      I would recommend that coop boards consider purchasing a fire extinguisher for every unit and tell residents to place it in their kitchen. That way, everyone has one. And have the super go round and show everyone how to use it when he delivers it to them.

      • B.B. says:

        Fire extinguishers are all very well, and certainly have a place in every home. However as with any other tool they are only as good as the person using them, and or can lead to a false sense of security.

        Showing someone once or even twice how to use a FE, then leaving it for months or years later likely isn’t going to do much good. During the panic of discovering a fire many are likely to have forgotten how the use the thing, and or worse if they can remember where it was put.

        A fire doubles in strength every sixty seconds. Often precious time is loss when people try to deal with a fire on their own instead of calling fire department/sounding an alarm.

        Just as in the above where that resident was trying to put out his armoire that was up in flames, it is often best to get out of the apartment and leave the fire fighting to pros.

        Finally there is the often case of just because you see flames one place, that does not mean that is where the fire is located.

        Your drapes may go up in flames and you reach for a FE thinking that was that. When actually the fire started in walls/electrical outlet and is still smoldering and or burning.

        Best thing for NYC apartments to have are working smoke/fire detectors. They are required by law and building owners do put them in; but residents disable (for their own various reasons), and or take the batteries out to use for something else.

    9. Claire says:

      Does anyone know if the cat was rescued?

    10. Dina says:

      Great idea to give a fire extinguisher as a housewarming present. May also give it in addition to a wedding present or Anniversary gift. Thanks for this idea that could be a life-saving one.

    11. west side walking says:

      Perhaps Community Board 7 should have a fire prevention demonstration at an upcoming meeting.

    12. Victoria says:

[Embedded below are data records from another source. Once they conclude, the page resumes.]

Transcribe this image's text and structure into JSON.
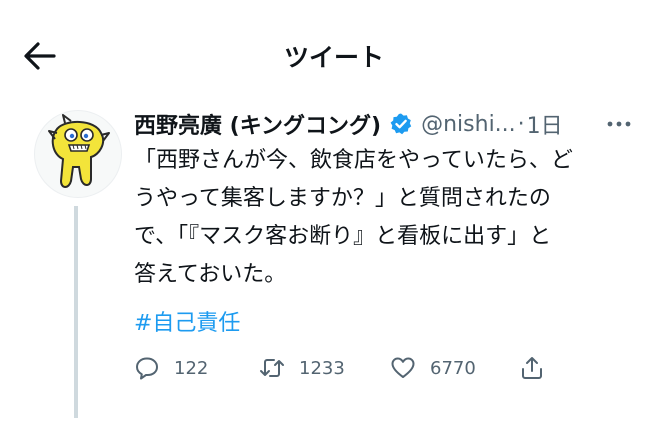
{
  "header": {
    "title": "ツイート"
  },
  "tweet": {
    "display_name": "西野亮廣 (キングコング)",
    "handle": "@nishi...",
    "separator": "·",
    "time": "1日",
    "text_lines": [
      "「西野さんが今、飲食店をやっていたら、ど",
      "うやって集客しますか？」と質問されたの",
      "で、「『マスク客お断り』と看板に出す」と",
      "答えておいた。"
    ],
    "hashtag": "#自己責任"
  },
  "actions": {
    "reply_count": "122",
    "retweet_count": "1233",
    "like_count": "6770"
  },
  "colors": {
    "accent": "#1d9bf0",
    "text": "#0f1419",
    "secondary": "#536471",
    "avatar_yellow": "#f3e43a"
  },
  "icons": [
    "back-arrow-icon",
    "verified-badge-icon",
    "more-icon",
    "reply-icon",
    "retweet-icon",
    "like-icon",
    "share-icon"
  ]
}
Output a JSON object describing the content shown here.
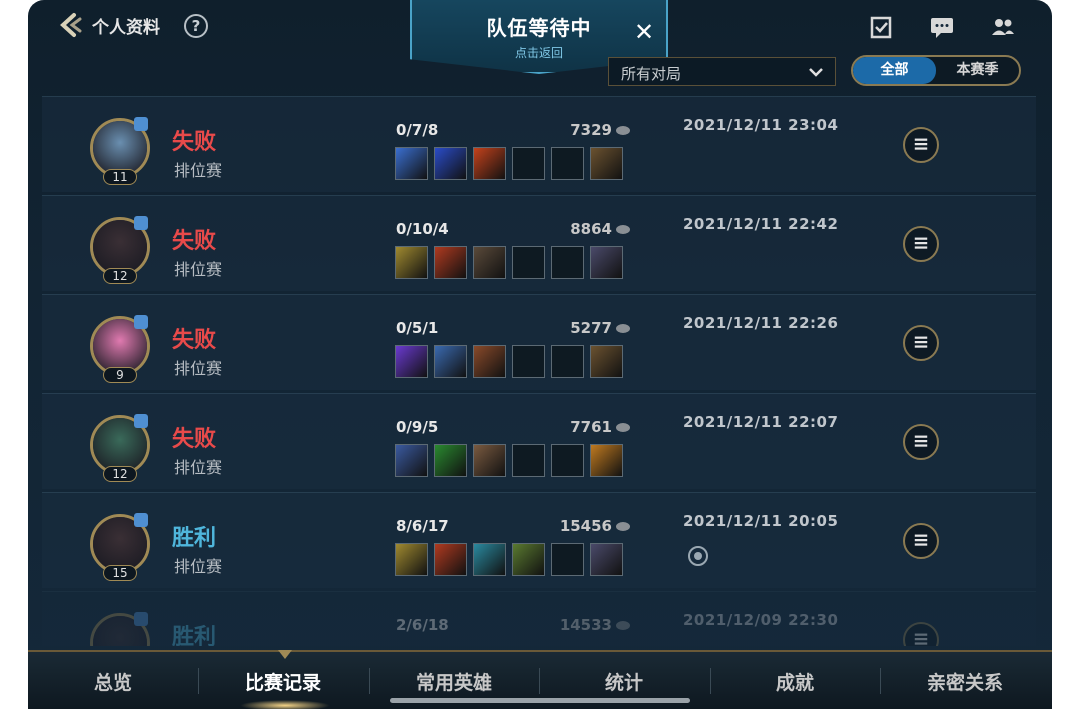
{
  "header": {
    "back_label": "个人资料",
    "help_icon": "?"
  },
  "queue": {
    "title": "队伍等待中",
    "subtitle": "点击返回",
    "close": "✕"
  },
  "top_icons": [
    "missions-icon",
    "chat-icon",
    "friends-icon"
  ],
  "filter": {
    "selected": "所有对局"
  },
  "segment": {
    "options": [
      "全部",
      "本赛季"
    ],
    "active": "全部"
  },
  "colors": {
    "loss": "#e84a4a",
    "win": "#4fb6dc",
    "accent": "#1c6aa8",
    "gold": "#a08a55"
  },
  "matches": [
    {
      "level": "11",
      "result": "失败",
      "outcome": "loss",
      "mode": "排位赛",
      "kda": "0/7/8",
      "gold": "7329",
      "date": "2021/12/11 23:04",
      "avatar_color": "#6a8fb0",
      "items": [
        "#3a6fd0",
        "#2a4cc8",
        "#c4421c",
        "",
        "",
        "#6b5230"
      ],
      "mvp": false
    },
    {
      "level": "12",
      "result": "失败",
      "outcome": "loss",
      "mode": "排位赛",
      "kda": "0/10/4",
      "gold": "8864",
      "date": "2021/12/11 22:42",
      "avatar_color": "#3a2f35",
      "items": [
        "#a08a30",
        "#b03a20",
        "#5a4a3a",
        "",
        "",
        "#4a4a6a"
      ],
      "mvp": false
    },
    {
      "level": "9",
      "result": "失败",
      "outcome": "loss",
      "mode": "排位赛",
      "kda": "0/5/1",
      "gold": "5277",
      "date": "2021/12/11 22:26",
      "avatar_color": "#e07ab0",
      "items": [
        "#6a3ad0",
        "#3a6ab0",
        "#8a4a2a",
        "",
        "",
        "#6b5230"
      ],
      "mvp": false
    },
    {
      "level": "12",
      "result": "失败",
      "outcome": "loss",
      "mode": "排位赛",
      "kda": "0/9/5",
      "gold": "7761",
      "date": "2021/12/11 22:07",
      "avatar_color": "#3a6a5a",
      "items": [
        "#3a5aa0",
        "#2a8a30",
        "#7a5a40",
        "",
        "",
        "#c07a20"
      ],
      "mvp": false
    },
    {
      "level": "15",
      "result": "胜利",
      "outcome": "win",
      "mode": "排位赛",
      "kda": "8/6/17",
      "gold": "15456",
      "date": "2021/12/11 20:05",
      "avatar_color": "#3a2f35",
      "items": [
        "#a08a30",
        "#b03a20",
        "#2a8aa0",
        "#5a7a30",
        "",
        "#4a4a6a"
      ],
      "mvp": true
    },
    {
      "level": "",
      "result": "胜利",
      "outcome": "win",
      "mode": "",
      "kda": "2/6/18",
      "gold": "14533",
      "date": "2021/12/09 22:30",
      "avatar_color": "#3a2f35",
      "items": [],
      "mvp": false
    }
  ],
  "bottom_tabs": [
    "总览",
    "比赛记录",
    "常用英雄",
    "统计",
    "成就",
    "亲密关系"
  ],
  "active_tab": "比赛记录"
}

      My mother and little brother lived on the 5th floor and feeling so grateful that they are okay. But sadly they lost everything. We’ve started a gofundme for them. Every little bit helps as we help them rebuild.

      https://www.gofundme.com/maggie-medina-house-fire-assitance

    13. Victoria says:

      My Mom and brother lived on the 5th floor of we are so grateful they are okay. But sadly they lost everything. We’ve helped set up a gofundme to try and help them recover.
      https://www.gofundme.com/maggie-medina-house-fire-assitance

    14. Gina says:

      Fires unfortunately cause lives in some instances
      what most people don’t know that thousands become
      Homeless every year. Most landlords do not
      refurbish those apartment right away. Many of those apartments are prewar and you have people who
      have been living there most of their lives, it’s not like
      a Co-op or Condo when with insurance they start
      building almost immediately. The Red Cross can only
      do so much they may place you for a day or two in a Motel that could be located near the Airport, this is
      one of the reasons so many land in shelters and on
      the streets, being burned out of your apartment can
      Be more devestating then most people can imagine
      family and friends can give you a place to stay for a while but then you’re on your own, try finding an
      affordable apartment like the one you had?
      Most landlords have good insurance they redo
      the apartments and charge a new tenant two and
      three times higher then the displaced tenant
      you might says the law protects those displaced
      tenant? not always the case. So when you
      see people homeless who did not know how to
      navigate the system, ask yourself, that poor
      soul could have lost his home do to a fire.